Check each line of the listing for the word "value" and report how many lines contain it, giving nothing but the number.

### [DATASET ENTRIES]
----
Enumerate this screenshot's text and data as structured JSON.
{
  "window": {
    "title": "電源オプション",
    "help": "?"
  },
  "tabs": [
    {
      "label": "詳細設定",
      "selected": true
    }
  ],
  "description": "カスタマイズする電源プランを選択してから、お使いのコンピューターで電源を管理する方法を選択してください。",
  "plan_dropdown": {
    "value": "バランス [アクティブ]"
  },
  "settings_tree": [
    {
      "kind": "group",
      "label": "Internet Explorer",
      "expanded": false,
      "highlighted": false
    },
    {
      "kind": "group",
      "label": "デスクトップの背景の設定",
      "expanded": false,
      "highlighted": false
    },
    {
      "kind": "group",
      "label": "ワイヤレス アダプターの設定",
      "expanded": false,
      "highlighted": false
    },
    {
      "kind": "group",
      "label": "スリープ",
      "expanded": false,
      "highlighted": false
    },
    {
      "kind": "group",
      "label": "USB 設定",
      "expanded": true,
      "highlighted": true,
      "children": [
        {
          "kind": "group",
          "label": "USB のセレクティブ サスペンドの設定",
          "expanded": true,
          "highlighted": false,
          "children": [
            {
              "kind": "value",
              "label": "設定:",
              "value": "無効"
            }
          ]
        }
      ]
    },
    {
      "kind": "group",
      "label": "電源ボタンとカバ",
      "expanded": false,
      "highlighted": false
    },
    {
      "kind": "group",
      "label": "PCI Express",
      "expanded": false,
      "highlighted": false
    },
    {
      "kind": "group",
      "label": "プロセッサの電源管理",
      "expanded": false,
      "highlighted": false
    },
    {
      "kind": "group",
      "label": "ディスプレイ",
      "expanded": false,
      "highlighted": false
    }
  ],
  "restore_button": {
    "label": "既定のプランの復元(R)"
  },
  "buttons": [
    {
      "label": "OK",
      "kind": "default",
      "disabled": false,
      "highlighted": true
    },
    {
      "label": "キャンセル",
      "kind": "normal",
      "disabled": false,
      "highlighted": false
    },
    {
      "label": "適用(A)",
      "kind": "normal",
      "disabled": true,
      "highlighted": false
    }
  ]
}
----
### [OUTPUT]
3